WHAT IS EXPECTED: The lines to copy run from the one containing "Enumerate this screenshot's" to the very end of the records; give them exactly, and only them, without pictures.
******************************
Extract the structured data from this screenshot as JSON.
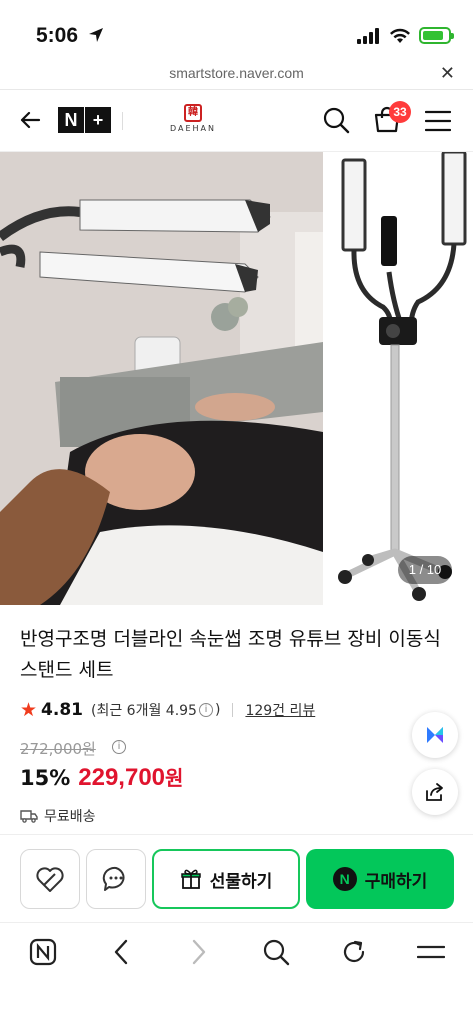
{
  "status_bar": {
    "time": "5:06"
  },
  "url_bar": {
    "url": "smartstore.naver.com"
  },
  "header": {
    "nplus_n": "N",
    "nplus_plus": "+",
    "brand_logo_char": "韓",
    "brand_name": "DAEHAN",
    "cart_count": "33"
  },
  "gallery": {
    "counter": "1 / 10"
  },
  "product": {
    "title": "반영구조명 더블라인 속눈썹 조명 유튜브 장비 이동식 스탠드 세트",
    "rating": "4.81",
    "recent_label": "(최근 6개월 4.95",
    "recent_close": ")",
    "review_count": "129건 리뷰",
    "original_price": "272,000원",
    "discount": "15%",
    "price": "229,700",
    "currency": "원",
    "shipping": "무료배송"
  },
  "actions": {
    "gift_label": "선물하기",
    "buy_label": "구매하기",
    "npay_mark": "N"
  },
  "colors": {
    "price_red": "#e0142e",
    "naver_green": "#03c75a",
    "badge_red": "#ff3b3b",
    "star": "#f03c1e"
  }
}
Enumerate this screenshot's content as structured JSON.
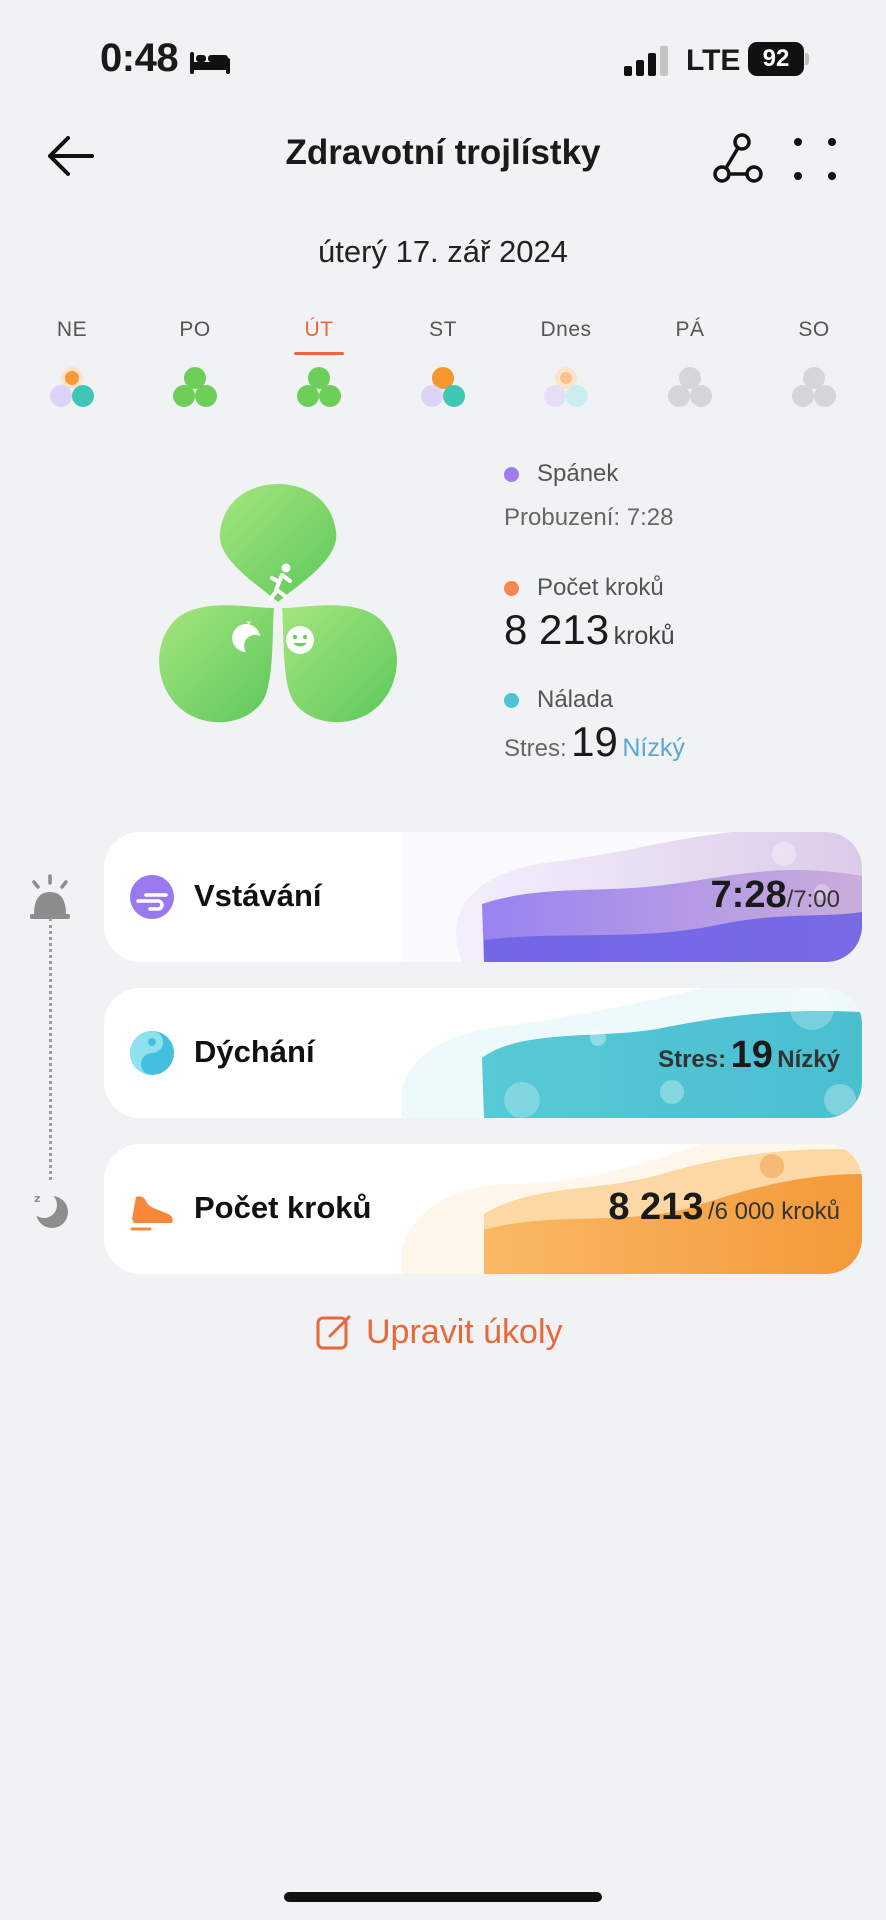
{
  "status_bar": {
    "time": "0:48",
    "network": "LTE",
    "battery": "92"
  },
  "header": {
    "title": "Zdravotní trojlístky"
  },
  "date": "úterý 17. zář 2024",
  "week": [
    {
      "label": "NE",
      "state": "mixed"
    },
    {
      "label": "PO",
      "state": "green"
    },
    {
      "label": "ÚT",
      "state": "green",
      "active": true
    },
    {
      "label": "ST",
      "state": "mixed"
    },
    {
      "label": "Dnes",
      "state": "pale"
    },
    {
      "label": "PÁ",
      "state": "grey"
    },
    {
      "label": "SO",
      "state": "grey"
    }
  ],
  "legend": {
    "sleep": {
      "title": "Spánek",
      "sub": "Probuzení: 7:28",
      "color": "#9f7df0"
    },
    "steps": {
      "title": "Počet kroků",
      "value": "8 213",
      "unit": "kroků",
      "color": "#f5874f"
    },
    "mood": {
      "title": "Nálada",
      "prefix": "Stres:",
      "value": "19",
      "level": "Nízký",
      "color": "#4fc2d4"
    }
  },
  "cards": {
    "wake": {
      "label": "Vstávání",
      "value": "7:28",
      "target": "/7:00"
    },
    "breath": {
      "label": "Dýchání",
      "prefix": "Stres:",
      "value": "19",
      "level": "Nízký"
    },
    "steps": {
      "label": "Počet kroků",
      "value": "8 213",
      "target": "/6 000 kroků"
    }
  },
  "edit_link": "Upravit úkoly",
  "colors": {
    "accent": "#e8683a",
    "clover_green": "#7ed66a",
    "stress_blue": "#5aa6d6"
  }
}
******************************
FINISHED TASK:
Enumerate this screenshot's content as structured JSON.
{
  "status_bar": {
    "time": "0:48",
    "network": "LTE",
    "battery": "92"
  },
  "header": {
    "title": "Zdravotní trojlístky"
  },
  "date": "úterý 17. zář 2024",
  "week": [
    {
      "label": "NE",
      "state": "mixed"
    },
    {
      "label": "PO",
      "state": "green"
    },
    {
      "label": "ÚT",
      "state": "green",
      "active": true
    },
    {
      "label": "ST",
      "state": "mixed"
    },
    {
      "label": "Dnes",
      "state": "pale"
    },
    {
      "label": "PÁ",
      "state": "grey"
    },
    {
      "label": "SO",
      "state": "grey"
    }
  ],
  "legend": {
    "sleep": {
      "title": "Spánek",
      "sub": "Probuzení: 7:28",
      "color": "#9f7df0"
    },
    "steps": {
      "title": "Počet kroků",
      "value": "8 213",
      "unit": "kroků",
      "color": "#f5874f"
    },
    "mood": {
      "title": "Nálada",
      "prefix": "Stres:",
      "value": "19",
      "level": "Nízký",
      "color": "#4fc2d4"
    }
  },
  "cards": {
    "wake": {
      "label": "Vstávání",
      "value": "7:28",
      "target": "/7:00"
    },
    "breath": {
      "label": "Dýchání",
      "prefix": "Stres:",
      "value": "19",
      "level": "Nízký"
    },
    "steps": {
      "label": "Počet kroků",
      "value": "8 213",
      "target": "/6 000 kroků"
    }
  },
  "edit_link": "Upravit úkoly",
  "colors": {
    "accent": "#e8683a",
    "clover_green": "#7ed66a",
    "stress_blue": "#5aa6d6"
  }
}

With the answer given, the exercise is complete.